Cross-posted on Right Michigan at www.RightMichigan.com.
Talk about the economy and eyes can glaze over. There are numbers and statistics and projections and data points and bar charts… it’s all very academic. Except that it isn’t. The Ivory Tower connects, this morning, with the human side of the Granholm – Cherry economy.
The faces of that economy? A mom and a dad and their little girl, evicted for the first time in their lives after losing a job and struggling just to find a homeless shelter with an open bed. And tragically, they’re hardly alone.
On Tuesday, people calling the Royal Oak offices of the South Oakland Shelter (SOS) were told there was one opening in the program, which has 30 beds in sites hosted by local congregations. Nine people, some trying to find space for their children and spouses as well, applied for it.
In September, shelter personnel fielded 848 requests for a space in the 90-day program; 31 got in. Nearly half of SOS’s clients are homeless for the first time, said Kevin Roach, executive director.
The strain on the shelter system spills onto all social services, hammered by falling fortunes in metro Detroit.
Gleaners Community Food Bank, which supplies 400 soup kitchens, shelters and neighborhood food programs is getting requests for 20% to 50% more food from many suburban clients, spokeswoman Anne Weekley said.
In the last three months of 2007, they delivered 7 million pounds of food. This year, in the final quarter, they anticipate delivering 9 million.
If you can read the story surrounding the statistics and look at the pictures of a little girl and an eleven year old boy and their families, forced into homeless shelters, without getting at least a little bit choked up, you aren’t looking hard enough.
All of the abstracts sort of disappear when you put faces to the numbers. This is one of the reasons each of us are involved in politics. These kids are why we’re on blogs at unholy hours of the morning and night, why we argue with our friends and relatives, why we get so worked up come election time.
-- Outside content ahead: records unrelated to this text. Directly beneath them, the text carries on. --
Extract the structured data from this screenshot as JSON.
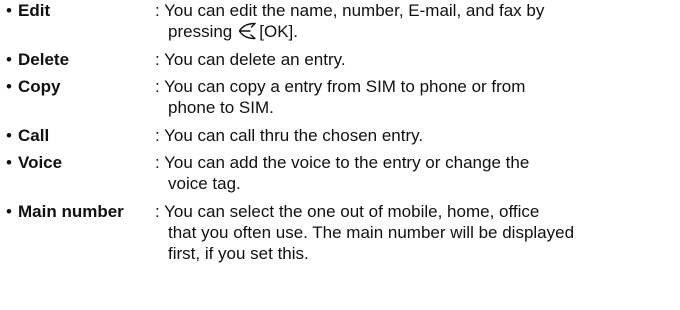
{
  "bullet": "•",
  "entries": [
    {
      "term": "Edit",
      "desc_lines": [
        "You can edit the name, number, E-mail, and fax by"
      ],
      "desc_prefix": "pressing",
      "softkey_label": "[OK].",
      "softkey_icon": "left-softkey-icon"
    },
    {
      "term": "Delete",
      "desc_lines": [
        "You can delete an entry."
      ]
    },
    {
      "term": "Copy",
      "desc_lines": [
        "You can copy a entry from SIM to phone or from",
        "phone to SIM."
      ]
    },
    {
      "term": "Call",
      "desc_lines": [
        "You can call thru the chosen entry."
      ]
    },
    {
      "term": "Voice",
      "desc_lines": [
        "You can add the voice to the entry or change the",
        "voice tag."
      ]
    },
    {
      "term": "Main number",
      "desc_lines": [
        "You can select the one out of mobile, home, office",
        "that you often use. The main number will be displayed",
        "first, if you set this."
      ]
    }
  ]
}
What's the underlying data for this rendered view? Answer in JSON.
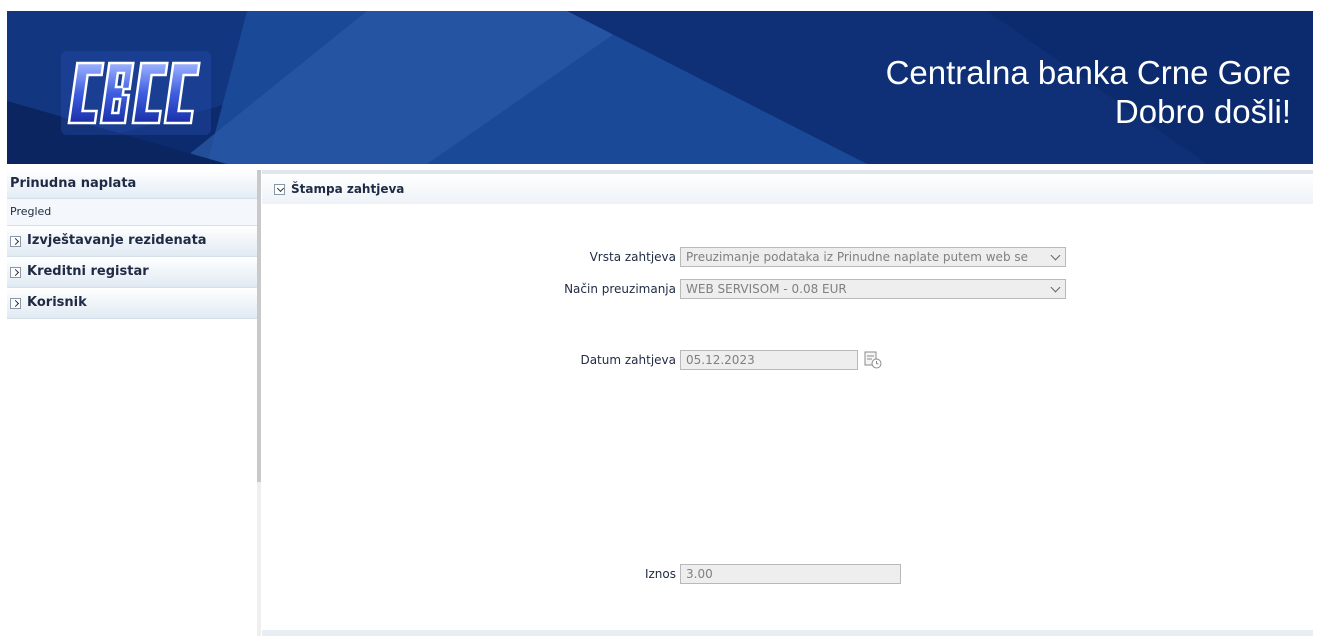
{
  "header": {
    "logo_text": "CBCG",
    "title_line1": "Centralna banka Crne Gore",
    "title_line2": "Dobro došli!"
  },
  "sidebar": {
    "section_title": "Prinudna naplata",
    "section_item": "Pregled",
    "groups": [
      {
        "label": "Izvještavanje rezidenata",
        "icon": "chevron-right-icon"
      },
      {
        "label": "Kreditni registar",
        "icon": "chevron-right-icon"
      },
      {
        "label": "Korisnik",
        "icon": "chevron-right-icon"
      }
    ]
  },
  "main": {
    "panel_title": "Štampa zahtjeva",
    "form": {
      "vrsta_label": "Vrsta zahtjeva",
      "vrsta_value": "Preuzimanje podataka iz Prinudne naplate putem web se",
      "nacin_label": "Način preuzimanja",
      "nacin_value": "WEB SERVISOM - 0.08 EUR",
      "datum_label": "Datum zahtjeva",
      "datum_value": "05.12.2023",
      "iznos_label": "Iznos",
      "iznos_value": "3.00"
    }
  },
  "colors": {
    "banner": "#0c2b6e",
    "text": "#1f2a44",
    "disabled_field": "#eeeeee"
  }
}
At the risk of stealing this week’s most popular cliché… “elections have consequences.”
Six years of Democratic leadership in the state of Michigan has led to skyrocketing unemployment, devastating foreclosures and families forced into the streets. That’s the consequence of 2002. The consequence of 2004, 2006 and 2008. And a consequence we’re going to continue to face for the next couple of years.
I’m as human as the next guy. I understand the desire in the back of all of our minds to point a finger and to say “I told you so” and to simply let the chips fall where they may. I think it was HL Menken who said that “democracy is the theory that the people know what they want and deserve to get it, good and hard.”
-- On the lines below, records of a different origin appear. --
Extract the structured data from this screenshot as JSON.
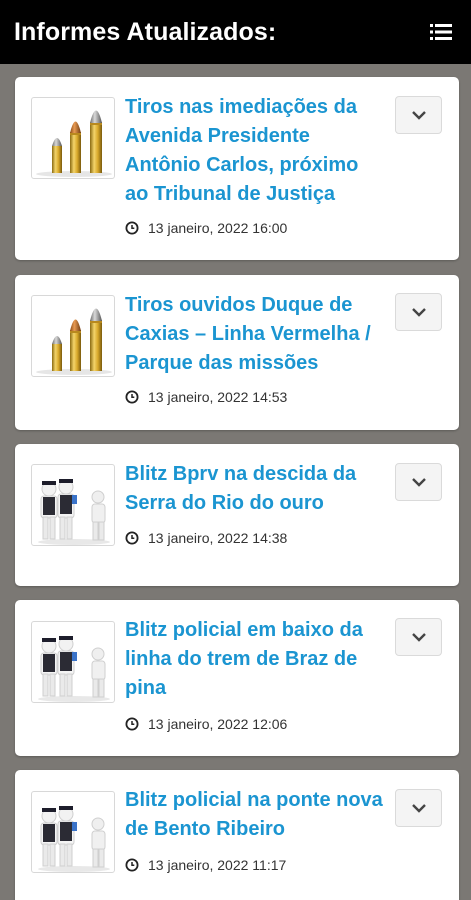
{
  "header": {
    "title": "Informes Atualizados:",
    "menu_icon": "list-menu-icon"
  },
  "colors": {
    "header_bg": "#000000",
    "page_bg": "#7b7874",
    "headline": "#1b95d1"
  },
  "reports": [
    {
      "headline": "Tiros nas imediações da Avenida Presidente Antônio Carlos, próximo ao Tribunal de Justiça",
      "datetime": "13 janeiro, 2022 16:00",
      "thumb_icon": "bullets-icon"
    },
    {
      "headline": "Tiros ouvidos Duque de Caxias – Linha Vermelha / Parque das missões",
      "datetime": "13 janeiro, 2022 14:53",
      "thumb_icon": "bullets-icon"
    },
    {
      "headline": "Blitz Bprv na descida da Serra do Rio do ouro",
      "datetime": "13 janeiro, 2022 14:38",
      "thumb_icon": "police-blitz-icon"
    },
    {
      "headline": "Blitz policial em baixo da linha do trem de Braz de pina",
      "datetime": "13 janeiro, 2022 12:06",
      "thumb_icon": "police-blitz-icon"
    },
    {
      "headline": "Blitz policial na ponte nova de Bento Ribeiro",
      "datetime": "13 janeiro, 2022 11:17",
      "thumb_icon": "police-blitz-icon"
    }
  ]
}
And when you’re talking about the plural, big picture, faceless concept of “people,” there’s something to that. But when you’re talking about three year olds living on the streets? And yet, here we are. Elections have consequences.
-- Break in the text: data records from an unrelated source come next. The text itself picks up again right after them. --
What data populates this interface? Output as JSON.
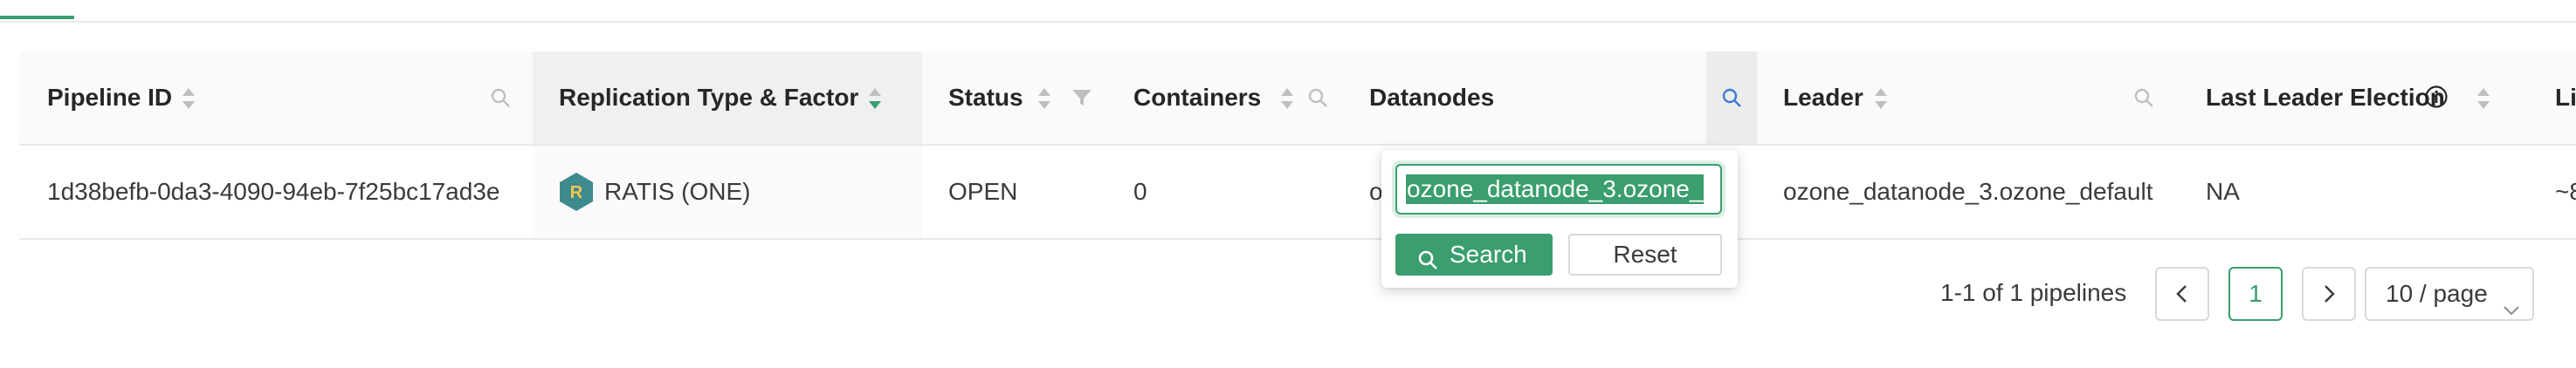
{
  "table": {
    "columns": [
      {
        "key": "pipeline_id",
        "label": "Pipeline ID"
      },
      {
        "key": "replication",
        "label": "Replication Type & Factor"
      },
      {
        "key": "status",
        "label": "Status"
      },
      {
        "key": "containers",
        "label": "Containers"
      },
      {
        "key": "datanodes",
        "label": "Datanodes"
      },
      {
        "key": "leader",
        "label": "Leader"
      },
      {
        "key": "last_leader_election",
        "label": "Last Leader Election"
      },
      {
        "key": "truncated_col",
        "label": "Li"
      }
    ],
    "rows": [
      {
        "pipeline_id": "1d38befb-0da3-4090-94eb-7f25bc17ad3e",
        "replication_badge": "R",
        "replication": "RATIS (ONE)",
        "status": "OPEN",
        "containers": "0",
        "datanodes": "ozo",
        "leader": "ozone_datanode_3.ozone_default",
        "last_leader_election": "NA",
        "truncated_col": "~8"
      }
    ]
  },
  "filter_dropdown": {
    "input_value": "ozone_datanode_3.ozone_",
    "search_label": "Search",
    "reset_label": "Reset"
  },
  "pagination": {
    "summary": "1-1 of 1 pipelines",
    "prev": "<",
    "current_page": "1",
    "next": ">",
    "page_size": "10 / page"
  },
  "colors": {
    "accent": "#3a9e6e",
    "header_bg": "#fafafa",
    "border": "#e8e8e8"
  }
}
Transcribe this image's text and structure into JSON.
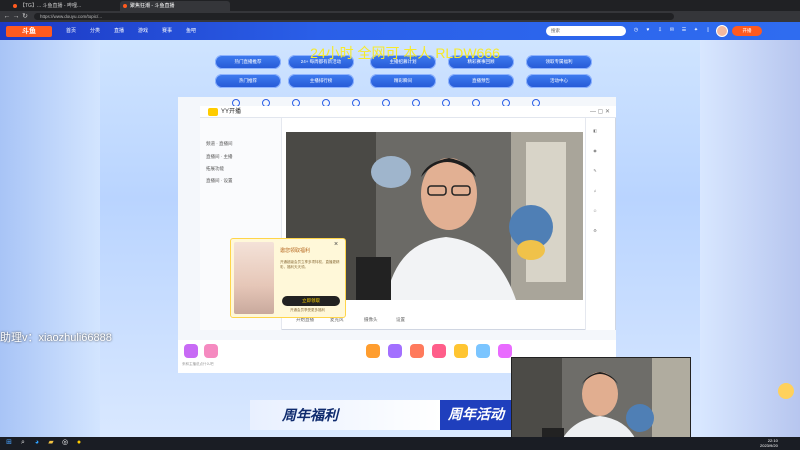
{
  "browser": {
    "tabs": [
      {
        "label": "【TG】... 斗鱼直播 - 哔哩..."
      },
      {
        "label": "聚焦狂潮 - 斗鱼直播"
      }
    ],
    "url": "https://www.douyu.com/topic/..."
  },
  "site": {
    "logo": "斗鱼",
    "nav": [
      "首页",
      "分类",
      "直播",
      "游戏",
      "赛事",
      "鱼吧"
    ],
    "search_placeholder": "搜索",
    "start_live": "开播"
  },
  "overlay_text": "24小时 全网可 本人 RLDW666",
  "banner_row1": [
    "热门直播推荐",
    "24+ 每周都有新活动",
    "主播招募计划",
    "精彩赛事回顾",
    "领取专属福利"
  ],
  "banner_row2": [
    "热门推荐",
    "主播排行榜",
    "精彩瞬间",
    "直播预告",
    "活动中心"
  ],
  "yy": {
    "app_name": "YY开播",
    "sidebar": [
      "频道 · 直播间",
      "直播间 · 主播",
      "拓展功能",
      "直播间 · 设置"
    ],
    "controls": [
      "开始直播",
      "麦克风",
      "摄像头",
      "设置"
    ]
  },
  "popup": {
    "title": "邀您领取福利",
    "text": "开通超级会员立享多项特权，直播更精彩，福利天天领。",
    "button": "立即领取",
    "footer": "开通会员享受更多福利"
  },
  "chat_hint": "来和主播说点什么吧",
  "contact": "助理v：xiaozhuli66888",
  "anniversary": "周年福利",
  "event": "周年活动",
  "clock": {
    "time": "22:10",
    "date": "2023/9/20"
  }
}
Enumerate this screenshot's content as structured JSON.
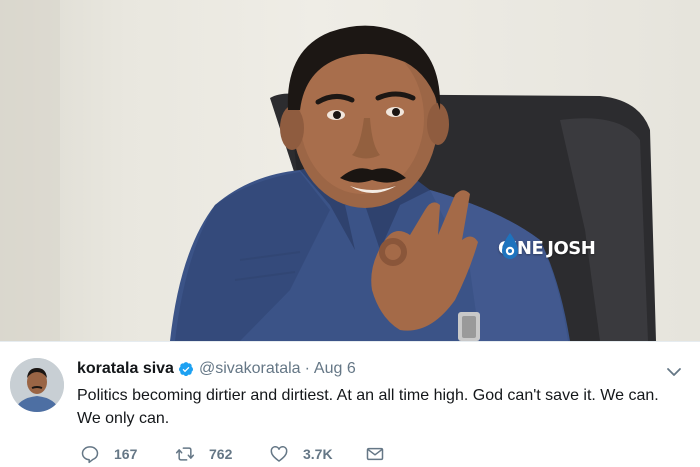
{
  "photo": {
    "watermark": {
      "left": "CINE",
      "right": "JOSH"
    }
  },
  "tweet": {
    "display_name": "koratala siva",
    "verified": true,
    "handle": "@sivakoratala",
    "separator": "·",
    "date": "Aug 6",
    "text": "Politics becoming dirtier and dirtiest. At an all time high. God can't save it. We can. We only can.",
    "actions": {
      "replies": "167",
      "retweets": "762",
      "likes": "3.7K"
    }
  },
  "icons": {
    "verified": "verified-badge-icon",
    "caret": "chevron-down-icon",
    "reply": "reply-icon",
    "retweet": "retweet-icon",
    "like": "heart-icon",
    "message": "envelope-icon"
  },
  "colors": {
    "verified_blue": "#1da1f2",
    "text_primary": "#14171a",
    "text_secondary": "#657786",
    "shirt_blue": "#3c5487",
    "chair": "#2b2b2d",
    "watermark_accent": "#1e73be"
  }
}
The Associated Press reports this morning, “Failure of auto industry could set off catastrophe.”
Advocates for the nation’s automakers are warning that the collapse of the Big Three — or even just General Motors — could set off a catastrophic chain reaction in the economy, eliminating up to 3 million jobs and depriving governments of more than $150 billion in tax revenue.
Elections have consequences. And an emboldened Democratic party in Washington DC? Those consequences could be particularly troubling for Michigan. This state gained two members of the Dem majority last week Tuesday but somehow we’ve lost clout at the Capital. According to the Detroit News, Michigan Rep. John Dingell could very well be stripped of his long-time leadership role on the House Energy and Commerce Committee.
A California Democrat wants his job and Nancy Pelosi seems inclined to help him take it. Tighter regulation of the Big 3 are expected to follow. Michigan jobs will be lost but national Democrats seem to have given up on Michigan anyways. The cycle continues.
Because elections have consequences. 720 days until the next one. If those aren’t reasons enough to get off your backside THIS WEEKEND to do something, anything to make a difference, well, I’m afraid we’ll all get what’s coming to you.